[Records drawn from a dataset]
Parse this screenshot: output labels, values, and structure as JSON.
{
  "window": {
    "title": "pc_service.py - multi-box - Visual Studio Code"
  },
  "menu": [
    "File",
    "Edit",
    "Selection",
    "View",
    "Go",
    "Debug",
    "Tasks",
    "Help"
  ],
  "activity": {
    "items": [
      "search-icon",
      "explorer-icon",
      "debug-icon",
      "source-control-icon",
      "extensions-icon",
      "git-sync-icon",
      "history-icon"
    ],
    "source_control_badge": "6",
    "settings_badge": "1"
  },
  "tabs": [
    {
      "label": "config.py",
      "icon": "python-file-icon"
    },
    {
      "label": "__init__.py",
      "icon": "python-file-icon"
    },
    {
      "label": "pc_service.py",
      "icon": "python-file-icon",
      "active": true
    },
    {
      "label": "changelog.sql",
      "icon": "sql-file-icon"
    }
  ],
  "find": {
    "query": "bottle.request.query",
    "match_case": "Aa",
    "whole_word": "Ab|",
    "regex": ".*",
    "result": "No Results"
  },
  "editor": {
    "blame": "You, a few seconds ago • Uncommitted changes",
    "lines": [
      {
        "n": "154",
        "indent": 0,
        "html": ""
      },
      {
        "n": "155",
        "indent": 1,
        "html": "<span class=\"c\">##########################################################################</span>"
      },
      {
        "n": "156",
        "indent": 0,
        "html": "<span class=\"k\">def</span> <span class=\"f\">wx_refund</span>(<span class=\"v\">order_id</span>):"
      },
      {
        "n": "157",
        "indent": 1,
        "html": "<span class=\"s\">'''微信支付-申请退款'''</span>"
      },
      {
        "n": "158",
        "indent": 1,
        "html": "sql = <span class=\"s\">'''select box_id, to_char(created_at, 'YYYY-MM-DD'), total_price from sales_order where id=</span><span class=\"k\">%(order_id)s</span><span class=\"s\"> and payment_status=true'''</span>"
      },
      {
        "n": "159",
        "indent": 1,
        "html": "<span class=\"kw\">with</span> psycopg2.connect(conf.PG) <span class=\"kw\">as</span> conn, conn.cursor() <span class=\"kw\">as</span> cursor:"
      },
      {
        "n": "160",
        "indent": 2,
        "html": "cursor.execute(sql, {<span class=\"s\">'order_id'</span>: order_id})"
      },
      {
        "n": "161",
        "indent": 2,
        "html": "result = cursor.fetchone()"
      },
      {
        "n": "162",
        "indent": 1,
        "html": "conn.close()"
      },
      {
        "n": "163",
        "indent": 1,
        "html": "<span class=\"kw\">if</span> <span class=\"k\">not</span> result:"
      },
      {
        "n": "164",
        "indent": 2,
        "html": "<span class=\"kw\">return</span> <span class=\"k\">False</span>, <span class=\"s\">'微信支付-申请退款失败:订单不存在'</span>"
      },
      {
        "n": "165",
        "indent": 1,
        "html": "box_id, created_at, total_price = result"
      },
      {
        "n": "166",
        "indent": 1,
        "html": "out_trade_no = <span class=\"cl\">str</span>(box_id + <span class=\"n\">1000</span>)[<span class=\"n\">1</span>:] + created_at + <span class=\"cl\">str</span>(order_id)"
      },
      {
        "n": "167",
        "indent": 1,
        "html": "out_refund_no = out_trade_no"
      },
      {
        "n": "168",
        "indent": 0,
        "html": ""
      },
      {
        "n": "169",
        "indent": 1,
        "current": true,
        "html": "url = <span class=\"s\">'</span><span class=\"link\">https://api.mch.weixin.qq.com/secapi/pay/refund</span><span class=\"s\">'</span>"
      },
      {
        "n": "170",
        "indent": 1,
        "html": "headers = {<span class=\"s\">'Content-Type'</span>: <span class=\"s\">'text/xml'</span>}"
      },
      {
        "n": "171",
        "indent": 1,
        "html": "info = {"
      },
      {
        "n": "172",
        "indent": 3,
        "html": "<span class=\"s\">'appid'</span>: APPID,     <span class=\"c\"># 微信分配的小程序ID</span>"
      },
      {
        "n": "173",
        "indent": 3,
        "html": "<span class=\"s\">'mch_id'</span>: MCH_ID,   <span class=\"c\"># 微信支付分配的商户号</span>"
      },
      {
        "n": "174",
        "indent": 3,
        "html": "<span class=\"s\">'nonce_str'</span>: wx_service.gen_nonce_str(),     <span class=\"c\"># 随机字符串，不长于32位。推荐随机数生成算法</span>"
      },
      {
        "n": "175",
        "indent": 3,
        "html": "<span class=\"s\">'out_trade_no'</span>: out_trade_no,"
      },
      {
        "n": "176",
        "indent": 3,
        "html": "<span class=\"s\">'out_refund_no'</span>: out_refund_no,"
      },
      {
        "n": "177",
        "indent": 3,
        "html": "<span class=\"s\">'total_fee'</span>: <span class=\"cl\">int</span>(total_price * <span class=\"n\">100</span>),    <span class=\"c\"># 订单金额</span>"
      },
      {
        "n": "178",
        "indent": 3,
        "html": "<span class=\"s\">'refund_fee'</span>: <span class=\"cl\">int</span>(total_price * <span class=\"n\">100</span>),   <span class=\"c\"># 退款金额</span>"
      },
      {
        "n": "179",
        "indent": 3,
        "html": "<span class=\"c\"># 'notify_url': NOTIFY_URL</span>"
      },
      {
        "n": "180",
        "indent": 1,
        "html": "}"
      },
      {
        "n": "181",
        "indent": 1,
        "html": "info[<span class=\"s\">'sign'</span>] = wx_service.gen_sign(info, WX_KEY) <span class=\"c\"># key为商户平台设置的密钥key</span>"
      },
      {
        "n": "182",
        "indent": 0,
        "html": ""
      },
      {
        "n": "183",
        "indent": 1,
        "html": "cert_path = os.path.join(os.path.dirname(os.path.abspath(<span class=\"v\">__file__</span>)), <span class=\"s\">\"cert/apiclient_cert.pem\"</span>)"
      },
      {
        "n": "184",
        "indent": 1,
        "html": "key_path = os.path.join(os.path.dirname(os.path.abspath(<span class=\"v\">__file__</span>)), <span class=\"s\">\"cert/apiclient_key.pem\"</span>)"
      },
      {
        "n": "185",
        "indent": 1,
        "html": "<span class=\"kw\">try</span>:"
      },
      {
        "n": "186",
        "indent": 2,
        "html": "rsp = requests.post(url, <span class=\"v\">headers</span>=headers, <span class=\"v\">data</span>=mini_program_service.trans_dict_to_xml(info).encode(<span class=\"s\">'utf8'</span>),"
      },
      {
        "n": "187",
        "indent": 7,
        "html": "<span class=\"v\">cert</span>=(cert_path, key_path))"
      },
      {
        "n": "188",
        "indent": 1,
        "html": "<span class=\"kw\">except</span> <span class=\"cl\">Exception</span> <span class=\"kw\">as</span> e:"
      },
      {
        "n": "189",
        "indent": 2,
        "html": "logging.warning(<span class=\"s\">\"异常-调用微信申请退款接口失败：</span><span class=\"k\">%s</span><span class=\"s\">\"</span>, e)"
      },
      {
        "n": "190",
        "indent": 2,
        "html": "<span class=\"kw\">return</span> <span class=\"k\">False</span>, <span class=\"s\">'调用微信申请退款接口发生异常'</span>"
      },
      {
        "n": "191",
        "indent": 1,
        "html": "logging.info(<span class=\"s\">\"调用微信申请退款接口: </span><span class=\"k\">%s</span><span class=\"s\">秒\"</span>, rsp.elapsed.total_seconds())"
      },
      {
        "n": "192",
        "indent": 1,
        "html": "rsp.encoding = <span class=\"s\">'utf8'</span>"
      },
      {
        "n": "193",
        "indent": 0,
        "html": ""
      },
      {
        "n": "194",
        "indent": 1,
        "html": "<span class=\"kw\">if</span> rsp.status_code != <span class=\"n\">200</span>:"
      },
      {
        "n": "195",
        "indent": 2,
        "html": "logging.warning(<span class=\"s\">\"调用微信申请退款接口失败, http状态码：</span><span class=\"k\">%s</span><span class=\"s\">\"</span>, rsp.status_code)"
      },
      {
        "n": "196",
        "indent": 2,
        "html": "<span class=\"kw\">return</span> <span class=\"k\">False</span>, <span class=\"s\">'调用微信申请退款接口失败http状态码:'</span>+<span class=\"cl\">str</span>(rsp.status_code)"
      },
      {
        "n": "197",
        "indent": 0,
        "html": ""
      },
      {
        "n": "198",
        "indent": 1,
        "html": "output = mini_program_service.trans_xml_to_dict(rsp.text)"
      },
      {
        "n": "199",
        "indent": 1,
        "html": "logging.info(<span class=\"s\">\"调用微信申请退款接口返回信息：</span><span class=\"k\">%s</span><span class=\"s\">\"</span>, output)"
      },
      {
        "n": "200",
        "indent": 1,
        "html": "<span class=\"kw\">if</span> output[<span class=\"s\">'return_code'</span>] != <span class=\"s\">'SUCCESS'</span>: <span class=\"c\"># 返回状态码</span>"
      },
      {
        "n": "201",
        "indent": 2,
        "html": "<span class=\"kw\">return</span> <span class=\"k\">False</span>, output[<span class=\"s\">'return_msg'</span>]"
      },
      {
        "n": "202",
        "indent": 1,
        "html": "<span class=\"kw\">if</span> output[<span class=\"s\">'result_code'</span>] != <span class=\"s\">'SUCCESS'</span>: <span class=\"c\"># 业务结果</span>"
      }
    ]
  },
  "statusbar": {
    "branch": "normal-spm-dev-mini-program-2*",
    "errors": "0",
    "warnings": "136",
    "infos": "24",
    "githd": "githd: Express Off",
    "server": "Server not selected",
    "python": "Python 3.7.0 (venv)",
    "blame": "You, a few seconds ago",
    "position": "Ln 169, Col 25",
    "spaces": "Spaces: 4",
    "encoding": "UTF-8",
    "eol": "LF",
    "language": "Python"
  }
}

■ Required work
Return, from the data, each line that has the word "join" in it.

■ Solved problem
        "html": "cert_path = os.path.join(os.path.dirname(os.path.abspath(<span class=\"v\">__file__</span>)), <span class=\"s\">\"cert/apiclient_cert.pem\"</span>)"
        "html": "key_path = os.path.join(os.path.dirname(os.path.abspath(<span class=\"v\">__file__</span>)), <span class=\"s\">\"cert/apiclient_key.pem\"</span>)"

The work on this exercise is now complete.